I’m not really one to believe in conspiracies. They’re really nothing but speculation and simply a waste of time.
But what happened Sunday evening at Cowboys Stadium is really quite interesting.
If you haven’t heard by now, on a critical third down for the Detroit Lions, who were up by three with roughly eight minutes to go in the game, Cowboys linebacker Anthony Hitchens appeared to interfere with Lions tight end Brandon Pettigrew. The back judge threw his flag on the play, and it was announced as pass interference.

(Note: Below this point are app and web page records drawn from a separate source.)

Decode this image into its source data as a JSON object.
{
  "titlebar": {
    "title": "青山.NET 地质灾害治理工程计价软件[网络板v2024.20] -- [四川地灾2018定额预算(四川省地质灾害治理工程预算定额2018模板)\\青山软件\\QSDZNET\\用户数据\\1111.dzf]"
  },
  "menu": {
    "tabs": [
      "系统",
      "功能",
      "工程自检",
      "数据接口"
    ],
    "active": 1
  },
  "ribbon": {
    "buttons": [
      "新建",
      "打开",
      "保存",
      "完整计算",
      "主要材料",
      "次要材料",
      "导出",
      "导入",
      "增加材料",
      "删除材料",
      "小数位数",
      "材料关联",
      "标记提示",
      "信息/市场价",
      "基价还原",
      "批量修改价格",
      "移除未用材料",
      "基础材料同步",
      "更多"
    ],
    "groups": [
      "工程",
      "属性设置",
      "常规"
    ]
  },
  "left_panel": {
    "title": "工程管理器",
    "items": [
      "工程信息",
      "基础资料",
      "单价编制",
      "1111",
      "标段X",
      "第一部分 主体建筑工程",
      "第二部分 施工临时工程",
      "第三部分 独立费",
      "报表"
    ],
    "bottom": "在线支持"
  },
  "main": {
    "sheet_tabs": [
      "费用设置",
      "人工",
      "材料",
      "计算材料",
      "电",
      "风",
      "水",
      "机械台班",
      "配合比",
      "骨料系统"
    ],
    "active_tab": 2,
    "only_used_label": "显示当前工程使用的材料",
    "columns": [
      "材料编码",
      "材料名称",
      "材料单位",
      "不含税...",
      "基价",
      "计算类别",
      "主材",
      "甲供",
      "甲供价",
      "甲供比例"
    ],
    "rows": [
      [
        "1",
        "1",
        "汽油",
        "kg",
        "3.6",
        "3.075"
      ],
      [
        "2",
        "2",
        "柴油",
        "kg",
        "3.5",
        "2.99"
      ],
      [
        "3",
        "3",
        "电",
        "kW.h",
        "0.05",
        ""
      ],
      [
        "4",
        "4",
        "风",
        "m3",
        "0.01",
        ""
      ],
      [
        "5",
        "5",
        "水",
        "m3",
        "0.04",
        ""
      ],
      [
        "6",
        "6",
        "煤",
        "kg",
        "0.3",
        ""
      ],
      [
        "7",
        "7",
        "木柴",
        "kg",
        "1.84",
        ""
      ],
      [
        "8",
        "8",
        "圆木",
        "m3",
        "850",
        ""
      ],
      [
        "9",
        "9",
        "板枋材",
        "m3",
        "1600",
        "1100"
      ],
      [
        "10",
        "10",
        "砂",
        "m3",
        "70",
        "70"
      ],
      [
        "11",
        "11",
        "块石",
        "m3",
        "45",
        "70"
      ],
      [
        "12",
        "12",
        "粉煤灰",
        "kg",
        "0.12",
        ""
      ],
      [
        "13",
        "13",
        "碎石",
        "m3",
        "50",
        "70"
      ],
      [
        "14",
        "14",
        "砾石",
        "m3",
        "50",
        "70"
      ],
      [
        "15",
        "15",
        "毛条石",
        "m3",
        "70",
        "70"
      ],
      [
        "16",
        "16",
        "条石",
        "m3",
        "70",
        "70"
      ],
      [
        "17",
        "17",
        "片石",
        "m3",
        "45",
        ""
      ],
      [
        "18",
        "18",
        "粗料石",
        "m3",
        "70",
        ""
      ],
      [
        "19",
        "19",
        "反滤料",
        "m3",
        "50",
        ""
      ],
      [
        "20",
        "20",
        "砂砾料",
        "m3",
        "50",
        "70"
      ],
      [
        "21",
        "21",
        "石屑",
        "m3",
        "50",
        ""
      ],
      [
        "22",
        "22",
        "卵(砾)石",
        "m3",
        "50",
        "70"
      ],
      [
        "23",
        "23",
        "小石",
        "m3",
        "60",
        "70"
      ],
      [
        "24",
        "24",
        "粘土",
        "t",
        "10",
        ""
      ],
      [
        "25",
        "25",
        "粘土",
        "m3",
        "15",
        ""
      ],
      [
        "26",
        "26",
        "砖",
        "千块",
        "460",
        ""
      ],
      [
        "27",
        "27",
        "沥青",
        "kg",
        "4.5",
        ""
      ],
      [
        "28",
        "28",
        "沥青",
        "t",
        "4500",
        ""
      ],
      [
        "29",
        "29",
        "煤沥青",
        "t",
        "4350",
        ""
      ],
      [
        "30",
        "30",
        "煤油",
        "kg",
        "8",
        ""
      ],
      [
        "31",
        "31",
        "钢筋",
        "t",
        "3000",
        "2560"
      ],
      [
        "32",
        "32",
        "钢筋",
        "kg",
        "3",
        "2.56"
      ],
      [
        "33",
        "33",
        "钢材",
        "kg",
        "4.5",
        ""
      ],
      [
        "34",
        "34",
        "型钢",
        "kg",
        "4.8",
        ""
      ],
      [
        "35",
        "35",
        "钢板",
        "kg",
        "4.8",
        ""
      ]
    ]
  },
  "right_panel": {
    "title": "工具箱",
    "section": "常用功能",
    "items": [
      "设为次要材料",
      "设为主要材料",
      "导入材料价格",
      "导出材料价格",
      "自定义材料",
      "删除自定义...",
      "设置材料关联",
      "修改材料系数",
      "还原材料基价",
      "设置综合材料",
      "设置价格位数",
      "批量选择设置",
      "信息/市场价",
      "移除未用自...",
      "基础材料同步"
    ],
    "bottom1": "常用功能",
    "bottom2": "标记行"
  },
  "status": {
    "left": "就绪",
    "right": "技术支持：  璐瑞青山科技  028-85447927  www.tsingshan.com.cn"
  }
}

But then the official closest to the play came in and the call was reversed with no explanation given on the field. Included in it was Cowboys receiver Dez Bryant coming onto the field without a helmet to argue the call. Then later in the ensuing Dallas drive, the officials missed a holding call on a fourth-and-six, which the Cowboys picked up en route to scoring the game-winning touchdown.
There’s certainly not enough evidence to say that this is definitively a conspiracy, but the series of events, plus the fact that NFL VP of Officiating Dean Blandino was seen on the Cowboys’ party bus during the preseason certainly raises some eyebrows.
First off, the original call-then-non-call that set all of this off is only bad because of the way it was handled. Had the flag been thrown, or not even thrown at all, discussed and then announced either as pass interference or no foul at all, there’s likely some backlash from Detroit fans. But because it was announced and then reversed with no explanation at the time, it allowed people to draw conclusions, most of them, right or wrong, that something was up.
Then everything that followed only added to that. Bryant coming onto the field without a helmet, then the missed holding call added to the fire of Lions fans and raised eyebrows of the neutral observer. Right or wrong, there were questions raised about how the game was being officiated and whether or not the fix was in fact in.
But the kicker for all of this is the incident with Blandino back in August. It unlikely that Blandino would mess up his reputation by being “bought out” by the Cowboys by being on that party bus, but it raised eyebrows then and it’s really raising eyebrows now. And I’m willing to bet that there are some other NFL executives that aren’t to thrilled about this.
I’m also willing to bet that this isn’t a conspiracy by any stretch of the imagination. Yes, this is the Cowboys, “America’s Team,” and television ratings for this weekend’s Divisional Round game in Green Bay will be through the roof, but there’s no way the nation’s biggest sports league would ruin it’s reputation, which has already taken a tremendous hit this season, by fixing a game.
But there’s no doubt that, at the very least, the sequence of events that helped the Cowboys to the win, but not necessarily gave them the game, is suspicious, and at best it raises some eyebrows.